Determine how many lines in the material below contain the word "meta", and give that number without comment.
━━━ Supplied records
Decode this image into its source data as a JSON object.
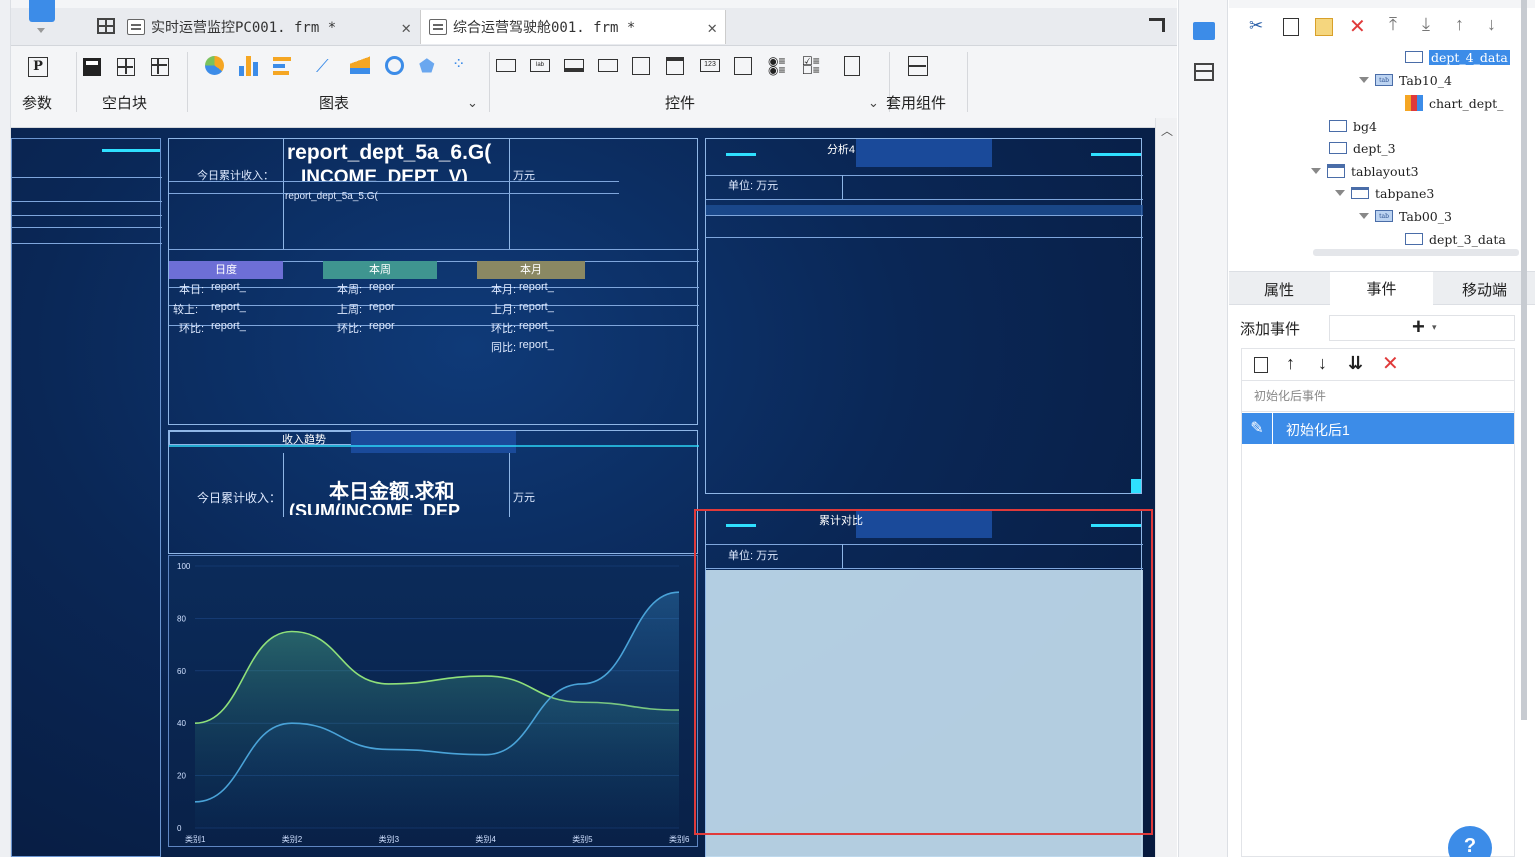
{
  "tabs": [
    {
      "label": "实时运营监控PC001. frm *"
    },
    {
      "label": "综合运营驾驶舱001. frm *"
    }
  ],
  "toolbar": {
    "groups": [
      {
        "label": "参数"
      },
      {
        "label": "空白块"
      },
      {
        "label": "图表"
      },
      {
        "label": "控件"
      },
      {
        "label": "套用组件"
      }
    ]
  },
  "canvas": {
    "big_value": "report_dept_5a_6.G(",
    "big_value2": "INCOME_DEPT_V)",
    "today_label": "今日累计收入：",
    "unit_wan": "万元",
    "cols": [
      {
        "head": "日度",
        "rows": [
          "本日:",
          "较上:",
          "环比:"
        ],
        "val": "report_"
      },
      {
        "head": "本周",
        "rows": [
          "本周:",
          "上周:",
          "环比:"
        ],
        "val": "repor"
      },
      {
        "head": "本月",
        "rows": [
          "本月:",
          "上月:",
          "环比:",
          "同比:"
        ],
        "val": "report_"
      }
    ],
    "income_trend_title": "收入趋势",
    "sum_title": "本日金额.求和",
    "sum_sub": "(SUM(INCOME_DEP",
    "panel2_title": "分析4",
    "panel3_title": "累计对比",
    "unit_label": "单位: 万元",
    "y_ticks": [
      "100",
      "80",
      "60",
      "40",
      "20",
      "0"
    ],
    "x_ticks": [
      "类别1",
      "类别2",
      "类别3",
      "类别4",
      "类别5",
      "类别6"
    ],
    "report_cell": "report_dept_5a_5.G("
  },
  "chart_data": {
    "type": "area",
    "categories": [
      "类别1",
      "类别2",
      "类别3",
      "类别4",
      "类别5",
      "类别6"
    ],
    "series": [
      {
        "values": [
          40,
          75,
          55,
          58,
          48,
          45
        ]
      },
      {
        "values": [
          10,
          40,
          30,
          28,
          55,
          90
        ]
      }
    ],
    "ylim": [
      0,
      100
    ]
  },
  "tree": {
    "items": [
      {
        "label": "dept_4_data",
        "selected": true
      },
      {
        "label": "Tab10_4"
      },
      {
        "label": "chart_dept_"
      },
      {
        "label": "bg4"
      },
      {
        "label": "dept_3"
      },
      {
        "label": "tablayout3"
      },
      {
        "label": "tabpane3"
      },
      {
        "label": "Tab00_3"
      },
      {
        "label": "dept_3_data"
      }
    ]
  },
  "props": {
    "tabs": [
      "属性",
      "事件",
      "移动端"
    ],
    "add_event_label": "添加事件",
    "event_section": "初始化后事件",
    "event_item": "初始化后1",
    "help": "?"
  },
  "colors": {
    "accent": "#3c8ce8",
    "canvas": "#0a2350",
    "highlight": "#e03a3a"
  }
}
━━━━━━
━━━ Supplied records
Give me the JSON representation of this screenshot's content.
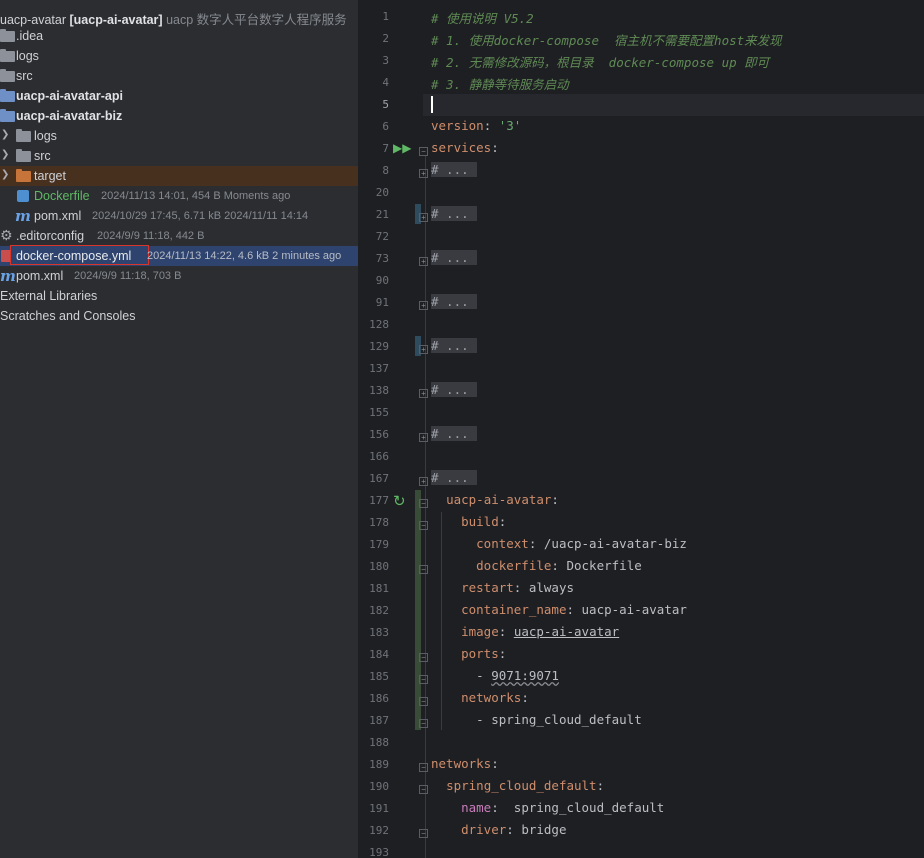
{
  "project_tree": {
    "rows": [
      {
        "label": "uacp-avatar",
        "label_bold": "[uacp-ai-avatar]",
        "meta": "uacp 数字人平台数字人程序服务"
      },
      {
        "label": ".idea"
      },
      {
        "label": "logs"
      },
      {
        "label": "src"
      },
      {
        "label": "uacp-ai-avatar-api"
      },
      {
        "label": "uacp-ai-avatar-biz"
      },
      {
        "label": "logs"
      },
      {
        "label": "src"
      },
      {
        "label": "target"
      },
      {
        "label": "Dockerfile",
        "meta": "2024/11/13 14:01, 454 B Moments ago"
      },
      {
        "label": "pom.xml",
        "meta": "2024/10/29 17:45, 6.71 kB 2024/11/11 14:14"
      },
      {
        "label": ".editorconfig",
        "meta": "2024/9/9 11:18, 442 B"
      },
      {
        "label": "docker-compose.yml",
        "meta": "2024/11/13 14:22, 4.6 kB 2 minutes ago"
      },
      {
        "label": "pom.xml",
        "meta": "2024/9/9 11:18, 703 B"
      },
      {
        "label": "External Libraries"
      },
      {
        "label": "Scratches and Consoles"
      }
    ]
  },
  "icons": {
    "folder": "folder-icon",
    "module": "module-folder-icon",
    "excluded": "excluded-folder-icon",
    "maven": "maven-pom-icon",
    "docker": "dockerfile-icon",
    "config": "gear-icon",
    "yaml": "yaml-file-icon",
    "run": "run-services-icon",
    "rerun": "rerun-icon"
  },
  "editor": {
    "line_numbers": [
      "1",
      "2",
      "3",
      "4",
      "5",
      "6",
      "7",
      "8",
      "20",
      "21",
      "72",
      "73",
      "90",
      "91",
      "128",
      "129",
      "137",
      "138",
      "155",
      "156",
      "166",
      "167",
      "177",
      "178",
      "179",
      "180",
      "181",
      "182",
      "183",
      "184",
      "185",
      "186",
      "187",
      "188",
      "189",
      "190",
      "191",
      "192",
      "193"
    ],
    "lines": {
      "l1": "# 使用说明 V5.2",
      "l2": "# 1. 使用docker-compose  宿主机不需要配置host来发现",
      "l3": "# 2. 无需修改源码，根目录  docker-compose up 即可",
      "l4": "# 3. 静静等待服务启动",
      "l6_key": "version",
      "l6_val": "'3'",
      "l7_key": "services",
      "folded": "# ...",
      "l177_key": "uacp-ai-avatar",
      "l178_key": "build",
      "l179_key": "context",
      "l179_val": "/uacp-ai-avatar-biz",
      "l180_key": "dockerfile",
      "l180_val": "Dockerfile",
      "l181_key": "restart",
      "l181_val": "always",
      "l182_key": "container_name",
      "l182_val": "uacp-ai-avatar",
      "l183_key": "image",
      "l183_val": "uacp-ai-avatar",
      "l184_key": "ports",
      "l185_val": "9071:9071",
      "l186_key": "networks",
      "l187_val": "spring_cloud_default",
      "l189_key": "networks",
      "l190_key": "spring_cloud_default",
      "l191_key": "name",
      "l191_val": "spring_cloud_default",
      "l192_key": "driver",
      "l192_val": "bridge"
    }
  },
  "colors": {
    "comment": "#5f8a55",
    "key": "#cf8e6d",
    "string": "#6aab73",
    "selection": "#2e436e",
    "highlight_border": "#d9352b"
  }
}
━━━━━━
» Response
6